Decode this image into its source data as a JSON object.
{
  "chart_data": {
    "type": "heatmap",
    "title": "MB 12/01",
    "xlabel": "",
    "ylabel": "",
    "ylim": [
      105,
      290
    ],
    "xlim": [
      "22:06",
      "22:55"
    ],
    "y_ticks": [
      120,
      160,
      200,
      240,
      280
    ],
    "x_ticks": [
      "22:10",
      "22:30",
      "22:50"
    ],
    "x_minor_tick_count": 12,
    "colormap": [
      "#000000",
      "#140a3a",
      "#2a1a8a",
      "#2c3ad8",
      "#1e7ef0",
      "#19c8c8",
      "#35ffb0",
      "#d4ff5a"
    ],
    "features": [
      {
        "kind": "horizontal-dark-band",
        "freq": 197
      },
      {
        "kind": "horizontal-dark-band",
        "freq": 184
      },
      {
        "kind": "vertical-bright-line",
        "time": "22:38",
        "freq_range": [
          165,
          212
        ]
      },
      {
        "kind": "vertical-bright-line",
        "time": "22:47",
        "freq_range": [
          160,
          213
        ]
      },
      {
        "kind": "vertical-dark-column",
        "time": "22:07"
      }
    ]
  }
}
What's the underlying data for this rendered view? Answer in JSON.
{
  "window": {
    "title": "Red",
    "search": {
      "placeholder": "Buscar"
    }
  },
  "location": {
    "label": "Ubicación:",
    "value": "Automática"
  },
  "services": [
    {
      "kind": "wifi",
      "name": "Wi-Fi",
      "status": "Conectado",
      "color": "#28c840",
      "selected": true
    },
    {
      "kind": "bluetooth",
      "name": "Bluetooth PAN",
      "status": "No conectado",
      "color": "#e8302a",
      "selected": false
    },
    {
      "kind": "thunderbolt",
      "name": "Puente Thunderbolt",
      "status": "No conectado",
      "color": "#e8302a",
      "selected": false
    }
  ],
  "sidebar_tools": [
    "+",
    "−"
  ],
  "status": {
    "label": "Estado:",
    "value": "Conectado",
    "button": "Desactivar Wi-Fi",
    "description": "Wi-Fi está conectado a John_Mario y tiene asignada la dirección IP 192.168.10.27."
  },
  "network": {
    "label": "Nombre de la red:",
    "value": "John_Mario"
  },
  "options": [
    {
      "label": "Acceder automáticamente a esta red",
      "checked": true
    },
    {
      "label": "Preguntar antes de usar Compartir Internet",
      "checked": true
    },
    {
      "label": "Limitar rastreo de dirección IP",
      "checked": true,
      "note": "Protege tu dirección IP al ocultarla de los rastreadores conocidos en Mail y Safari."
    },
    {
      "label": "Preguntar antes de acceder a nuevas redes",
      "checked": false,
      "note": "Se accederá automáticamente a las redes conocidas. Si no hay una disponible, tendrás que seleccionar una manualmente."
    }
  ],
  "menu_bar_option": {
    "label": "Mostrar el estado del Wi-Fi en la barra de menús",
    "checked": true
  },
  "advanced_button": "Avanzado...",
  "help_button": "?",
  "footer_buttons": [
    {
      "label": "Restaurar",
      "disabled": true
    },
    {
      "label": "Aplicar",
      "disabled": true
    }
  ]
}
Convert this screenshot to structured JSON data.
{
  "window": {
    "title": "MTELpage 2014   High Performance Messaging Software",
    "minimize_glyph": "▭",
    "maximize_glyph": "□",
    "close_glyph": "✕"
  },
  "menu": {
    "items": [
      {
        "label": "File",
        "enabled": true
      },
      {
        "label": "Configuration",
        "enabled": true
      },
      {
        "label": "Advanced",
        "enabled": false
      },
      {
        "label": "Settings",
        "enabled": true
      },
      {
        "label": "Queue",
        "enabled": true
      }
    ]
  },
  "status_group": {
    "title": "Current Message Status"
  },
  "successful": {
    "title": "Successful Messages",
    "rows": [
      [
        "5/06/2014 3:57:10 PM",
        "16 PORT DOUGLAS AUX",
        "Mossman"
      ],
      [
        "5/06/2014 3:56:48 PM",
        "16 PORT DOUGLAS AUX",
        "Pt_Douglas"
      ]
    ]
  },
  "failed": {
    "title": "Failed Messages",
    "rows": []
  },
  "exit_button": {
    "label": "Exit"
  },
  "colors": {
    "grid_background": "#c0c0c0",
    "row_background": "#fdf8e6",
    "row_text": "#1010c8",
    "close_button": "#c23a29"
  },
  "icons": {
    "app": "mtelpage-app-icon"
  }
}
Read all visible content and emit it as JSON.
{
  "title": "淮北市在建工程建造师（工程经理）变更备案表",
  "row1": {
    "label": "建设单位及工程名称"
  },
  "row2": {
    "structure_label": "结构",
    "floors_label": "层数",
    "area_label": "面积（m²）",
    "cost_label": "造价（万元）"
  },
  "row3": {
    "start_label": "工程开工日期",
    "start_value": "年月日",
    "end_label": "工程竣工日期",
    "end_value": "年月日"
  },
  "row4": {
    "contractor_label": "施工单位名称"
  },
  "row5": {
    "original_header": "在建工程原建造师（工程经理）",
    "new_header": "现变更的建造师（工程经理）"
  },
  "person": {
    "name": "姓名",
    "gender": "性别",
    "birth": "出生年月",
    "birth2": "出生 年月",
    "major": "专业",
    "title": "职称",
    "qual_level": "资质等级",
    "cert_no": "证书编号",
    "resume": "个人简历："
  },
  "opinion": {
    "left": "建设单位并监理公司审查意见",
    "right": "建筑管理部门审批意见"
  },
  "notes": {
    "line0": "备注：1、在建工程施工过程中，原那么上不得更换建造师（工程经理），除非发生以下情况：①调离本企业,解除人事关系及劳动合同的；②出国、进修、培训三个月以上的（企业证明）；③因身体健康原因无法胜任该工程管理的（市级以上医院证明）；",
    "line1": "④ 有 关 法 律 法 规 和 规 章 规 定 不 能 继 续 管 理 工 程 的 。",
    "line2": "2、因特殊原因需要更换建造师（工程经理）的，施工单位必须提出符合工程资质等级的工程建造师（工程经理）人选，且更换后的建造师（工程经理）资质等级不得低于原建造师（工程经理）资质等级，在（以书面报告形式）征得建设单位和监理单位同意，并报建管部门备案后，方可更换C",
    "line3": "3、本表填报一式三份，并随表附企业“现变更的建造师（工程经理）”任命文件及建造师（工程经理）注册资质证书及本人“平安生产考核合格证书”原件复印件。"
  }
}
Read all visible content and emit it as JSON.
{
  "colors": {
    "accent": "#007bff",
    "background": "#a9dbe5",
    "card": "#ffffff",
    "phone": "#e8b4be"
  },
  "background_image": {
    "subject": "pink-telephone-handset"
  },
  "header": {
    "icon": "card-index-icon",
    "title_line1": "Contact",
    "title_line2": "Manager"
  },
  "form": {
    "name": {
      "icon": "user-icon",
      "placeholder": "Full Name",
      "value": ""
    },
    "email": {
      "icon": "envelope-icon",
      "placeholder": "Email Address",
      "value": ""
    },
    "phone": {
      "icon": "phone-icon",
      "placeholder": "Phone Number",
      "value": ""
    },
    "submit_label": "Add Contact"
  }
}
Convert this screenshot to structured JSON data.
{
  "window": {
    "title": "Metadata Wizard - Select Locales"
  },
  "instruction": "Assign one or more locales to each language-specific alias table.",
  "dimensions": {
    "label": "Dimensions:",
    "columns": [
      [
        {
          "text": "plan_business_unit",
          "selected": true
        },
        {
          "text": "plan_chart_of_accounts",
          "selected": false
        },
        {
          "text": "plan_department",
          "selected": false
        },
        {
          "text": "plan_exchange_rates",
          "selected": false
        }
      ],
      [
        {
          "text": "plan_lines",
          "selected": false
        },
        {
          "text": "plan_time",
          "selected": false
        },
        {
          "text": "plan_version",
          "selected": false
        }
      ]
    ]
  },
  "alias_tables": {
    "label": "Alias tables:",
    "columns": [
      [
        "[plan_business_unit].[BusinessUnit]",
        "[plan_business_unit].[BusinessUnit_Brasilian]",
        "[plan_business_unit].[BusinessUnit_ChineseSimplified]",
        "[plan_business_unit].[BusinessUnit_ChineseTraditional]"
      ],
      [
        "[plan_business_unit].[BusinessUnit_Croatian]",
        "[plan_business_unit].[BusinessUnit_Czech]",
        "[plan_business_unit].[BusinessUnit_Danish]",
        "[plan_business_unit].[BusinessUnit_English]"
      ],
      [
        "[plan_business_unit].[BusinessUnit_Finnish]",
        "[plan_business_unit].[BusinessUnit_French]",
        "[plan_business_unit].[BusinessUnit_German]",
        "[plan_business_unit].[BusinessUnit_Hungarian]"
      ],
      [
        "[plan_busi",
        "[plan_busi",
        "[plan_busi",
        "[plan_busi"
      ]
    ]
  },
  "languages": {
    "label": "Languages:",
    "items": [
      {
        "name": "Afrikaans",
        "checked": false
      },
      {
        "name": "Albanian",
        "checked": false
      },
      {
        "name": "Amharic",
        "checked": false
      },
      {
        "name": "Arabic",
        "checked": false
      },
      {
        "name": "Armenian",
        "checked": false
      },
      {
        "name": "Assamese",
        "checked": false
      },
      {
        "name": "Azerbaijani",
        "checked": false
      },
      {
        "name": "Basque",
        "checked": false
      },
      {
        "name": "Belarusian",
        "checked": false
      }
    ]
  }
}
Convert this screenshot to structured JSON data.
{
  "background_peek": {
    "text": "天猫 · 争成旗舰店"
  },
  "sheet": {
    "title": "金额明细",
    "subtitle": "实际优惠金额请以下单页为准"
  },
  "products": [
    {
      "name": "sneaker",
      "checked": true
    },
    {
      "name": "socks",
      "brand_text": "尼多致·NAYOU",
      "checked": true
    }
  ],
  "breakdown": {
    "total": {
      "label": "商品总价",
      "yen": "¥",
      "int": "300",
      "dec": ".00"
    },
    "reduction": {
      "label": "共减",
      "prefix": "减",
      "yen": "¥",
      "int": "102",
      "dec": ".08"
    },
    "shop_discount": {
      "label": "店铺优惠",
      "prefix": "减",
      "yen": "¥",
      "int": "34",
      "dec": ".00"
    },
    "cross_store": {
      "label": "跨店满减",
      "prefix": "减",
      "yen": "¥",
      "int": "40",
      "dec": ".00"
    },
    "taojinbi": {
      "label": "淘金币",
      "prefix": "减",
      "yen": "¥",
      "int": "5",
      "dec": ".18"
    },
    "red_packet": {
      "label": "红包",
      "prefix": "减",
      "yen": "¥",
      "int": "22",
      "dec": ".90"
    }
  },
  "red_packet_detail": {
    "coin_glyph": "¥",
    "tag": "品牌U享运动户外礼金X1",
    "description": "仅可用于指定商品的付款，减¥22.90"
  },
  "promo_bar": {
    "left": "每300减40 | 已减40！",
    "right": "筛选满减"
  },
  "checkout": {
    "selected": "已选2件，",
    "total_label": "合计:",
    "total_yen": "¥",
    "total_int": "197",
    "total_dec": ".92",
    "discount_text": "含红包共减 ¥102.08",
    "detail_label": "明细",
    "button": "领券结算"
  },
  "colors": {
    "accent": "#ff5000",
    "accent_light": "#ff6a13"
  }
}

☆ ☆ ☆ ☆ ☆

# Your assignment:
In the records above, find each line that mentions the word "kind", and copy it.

# Exercise answer:
        "kind": "horizontal-dark-band",
        "kind": "horizontal-dark-band",
        "kind": "vertical-bright-line",
        "kind": "vertical-bright-line",
        "kind": "vertical-dark-column",
      "kind": "wifi",
      "kind": "bluetooth",
      "kind": "thunderbolt",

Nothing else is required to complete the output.